*Supplied entries*
++++

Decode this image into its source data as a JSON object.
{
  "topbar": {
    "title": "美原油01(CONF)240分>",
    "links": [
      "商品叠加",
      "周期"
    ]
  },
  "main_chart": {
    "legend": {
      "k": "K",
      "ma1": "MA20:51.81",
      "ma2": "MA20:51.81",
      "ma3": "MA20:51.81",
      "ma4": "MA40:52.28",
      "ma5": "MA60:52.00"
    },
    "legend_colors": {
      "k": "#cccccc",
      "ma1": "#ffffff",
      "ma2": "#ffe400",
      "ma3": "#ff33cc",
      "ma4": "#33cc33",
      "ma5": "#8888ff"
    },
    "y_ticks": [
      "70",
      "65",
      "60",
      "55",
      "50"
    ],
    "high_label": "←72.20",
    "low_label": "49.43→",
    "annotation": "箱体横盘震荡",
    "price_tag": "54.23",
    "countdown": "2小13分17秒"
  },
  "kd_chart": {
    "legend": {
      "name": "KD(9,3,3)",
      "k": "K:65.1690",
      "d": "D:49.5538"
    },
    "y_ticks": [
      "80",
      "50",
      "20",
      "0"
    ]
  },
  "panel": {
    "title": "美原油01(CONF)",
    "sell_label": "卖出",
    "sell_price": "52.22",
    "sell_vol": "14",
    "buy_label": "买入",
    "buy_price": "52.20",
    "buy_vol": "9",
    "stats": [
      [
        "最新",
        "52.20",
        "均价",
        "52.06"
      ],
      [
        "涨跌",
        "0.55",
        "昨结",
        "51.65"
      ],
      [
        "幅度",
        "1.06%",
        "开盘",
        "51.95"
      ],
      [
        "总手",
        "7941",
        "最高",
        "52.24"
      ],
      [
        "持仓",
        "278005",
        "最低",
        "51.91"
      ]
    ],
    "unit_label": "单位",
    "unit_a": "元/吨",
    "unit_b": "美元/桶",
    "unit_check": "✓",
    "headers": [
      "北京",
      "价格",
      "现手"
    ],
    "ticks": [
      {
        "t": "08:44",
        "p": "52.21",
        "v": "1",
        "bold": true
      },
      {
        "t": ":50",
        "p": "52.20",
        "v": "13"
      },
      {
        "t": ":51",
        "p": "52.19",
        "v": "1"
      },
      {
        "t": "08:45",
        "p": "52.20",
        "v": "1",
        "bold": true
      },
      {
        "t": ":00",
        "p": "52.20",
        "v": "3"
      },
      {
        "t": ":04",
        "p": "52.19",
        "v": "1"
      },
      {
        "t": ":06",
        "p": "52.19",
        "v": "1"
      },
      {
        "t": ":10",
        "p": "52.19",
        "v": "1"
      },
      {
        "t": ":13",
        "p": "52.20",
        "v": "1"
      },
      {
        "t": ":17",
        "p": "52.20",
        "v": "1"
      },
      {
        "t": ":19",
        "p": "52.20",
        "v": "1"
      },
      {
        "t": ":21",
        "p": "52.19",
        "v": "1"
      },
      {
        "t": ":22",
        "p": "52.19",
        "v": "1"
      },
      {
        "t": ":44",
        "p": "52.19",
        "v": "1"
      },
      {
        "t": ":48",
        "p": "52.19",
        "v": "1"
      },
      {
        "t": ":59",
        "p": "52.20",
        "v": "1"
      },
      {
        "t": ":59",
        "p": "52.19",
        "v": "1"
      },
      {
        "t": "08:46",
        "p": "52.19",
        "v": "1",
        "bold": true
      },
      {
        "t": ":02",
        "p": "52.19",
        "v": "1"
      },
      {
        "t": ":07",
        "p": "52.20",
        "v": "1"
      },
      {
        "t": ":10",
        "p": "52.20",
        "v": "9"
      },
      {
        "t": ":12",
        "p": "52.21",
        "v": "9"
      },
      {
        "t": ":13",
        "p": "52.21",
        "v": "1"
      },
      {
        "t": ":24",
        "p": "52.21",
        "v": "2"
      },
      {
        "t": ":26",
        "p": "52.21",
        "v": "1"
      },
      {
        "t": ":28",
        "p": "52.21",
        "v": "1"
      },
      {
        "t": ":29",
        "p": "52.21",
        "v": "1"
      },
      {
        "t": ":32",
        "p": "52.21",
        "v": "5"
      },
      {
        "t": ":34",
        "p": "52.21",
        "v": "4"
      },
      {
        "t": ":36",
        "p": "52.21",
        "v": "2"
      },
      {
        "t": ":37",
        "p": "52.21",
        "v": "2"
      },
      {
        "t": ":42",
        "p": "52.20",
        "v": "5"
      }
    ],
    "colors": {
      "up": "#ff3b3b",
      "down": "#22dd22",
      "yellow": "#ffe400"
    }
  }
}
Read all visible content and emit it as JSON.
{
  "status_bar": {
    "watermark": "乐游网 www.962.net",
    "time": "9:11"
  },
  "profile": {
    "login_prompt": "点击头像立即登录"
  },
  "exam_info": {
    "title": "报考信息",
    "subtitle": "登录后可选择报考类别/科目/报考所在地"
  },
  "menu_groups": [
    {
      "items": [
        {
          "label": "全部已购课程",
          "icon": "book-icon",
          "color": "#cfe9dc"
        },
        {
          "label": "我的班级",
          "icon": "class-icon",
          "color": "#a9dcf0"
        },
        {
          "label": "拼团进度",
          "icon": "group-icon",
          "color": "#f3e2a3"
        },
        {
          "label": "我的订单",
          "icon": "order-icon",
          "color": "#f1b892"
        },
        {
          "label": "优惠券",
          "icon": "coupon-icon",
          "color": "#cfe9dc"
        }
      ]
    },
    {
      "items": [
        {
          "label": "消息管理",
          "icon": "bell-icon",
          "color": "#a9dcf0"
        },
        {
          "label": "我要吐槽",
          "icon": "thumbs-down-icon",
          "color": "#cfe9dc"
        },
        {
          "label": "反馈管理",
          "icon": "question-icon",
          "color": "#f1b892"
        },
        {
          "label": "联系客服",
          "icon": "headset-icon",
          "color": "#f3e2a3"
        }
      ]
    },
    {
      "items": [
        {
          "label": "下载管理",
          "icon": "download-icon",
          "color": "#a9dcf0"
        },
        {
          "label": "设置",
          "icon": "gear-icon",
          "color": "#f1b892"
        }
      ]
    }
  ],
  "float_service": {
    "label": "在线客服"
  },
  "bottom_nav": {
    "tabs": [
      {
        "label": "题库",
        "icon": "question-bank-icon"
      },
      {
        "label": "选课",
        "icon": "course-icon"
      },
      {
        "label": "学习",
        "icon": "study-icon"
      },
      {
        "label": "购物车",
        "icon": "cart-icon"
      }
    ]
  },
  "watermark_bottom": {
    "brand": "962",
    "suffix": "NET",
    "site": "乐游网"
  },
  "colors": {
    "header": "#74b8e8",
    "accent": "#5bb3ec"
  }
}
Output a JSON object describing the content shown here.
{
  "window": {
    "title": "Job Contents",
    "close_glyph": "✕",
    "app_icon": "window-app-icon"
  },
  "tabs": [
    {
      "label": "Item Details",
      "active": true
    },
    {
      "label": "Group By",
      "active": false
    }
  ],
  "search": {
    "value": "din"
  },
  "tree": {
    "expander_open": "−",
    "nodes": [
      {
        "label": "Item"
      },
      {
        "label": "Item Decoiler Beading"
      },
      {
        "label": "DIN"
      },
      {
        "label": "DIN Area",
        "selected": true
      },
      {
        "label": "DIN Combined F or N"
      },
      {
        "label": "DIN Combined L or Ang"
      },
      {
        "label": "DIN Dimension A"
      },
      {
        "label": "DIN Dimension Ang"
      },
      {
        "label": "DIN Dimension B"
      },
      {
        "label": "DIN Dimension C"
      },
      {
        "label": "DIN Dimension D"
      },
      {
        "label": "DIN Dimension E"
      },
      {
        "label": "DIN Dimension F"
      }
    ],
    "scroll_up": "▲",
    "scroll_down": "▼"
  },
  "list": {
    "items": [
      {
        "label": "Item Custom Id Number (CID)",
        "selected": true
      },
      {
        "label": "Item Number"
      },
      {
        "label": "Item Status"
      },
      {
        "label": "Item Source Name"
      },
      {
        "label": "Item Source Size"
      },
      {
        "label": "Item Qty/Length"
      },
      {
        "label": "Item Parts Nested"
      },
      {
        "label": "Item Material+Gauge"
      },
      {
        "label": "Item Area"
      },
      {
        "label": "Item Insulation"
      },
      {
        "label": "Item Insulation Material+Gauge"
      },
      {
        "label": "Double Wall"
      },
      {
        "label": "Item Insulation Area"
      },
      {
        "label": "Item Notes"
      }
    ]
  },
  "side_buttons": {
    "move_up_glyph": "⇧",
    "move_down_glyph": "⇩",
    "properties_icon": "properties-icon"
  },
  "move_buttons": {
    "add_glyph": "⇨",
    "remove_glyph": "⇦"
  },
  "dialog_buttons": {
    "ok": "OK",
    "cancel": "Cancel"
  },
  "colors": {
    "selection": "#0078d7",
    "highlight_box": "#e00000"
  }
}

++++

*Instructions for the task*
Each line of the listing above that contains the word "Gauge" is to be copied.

*Task result*
        "label": "Item Material+Gauge"
        "label": "Item Insulation Material+Gauge"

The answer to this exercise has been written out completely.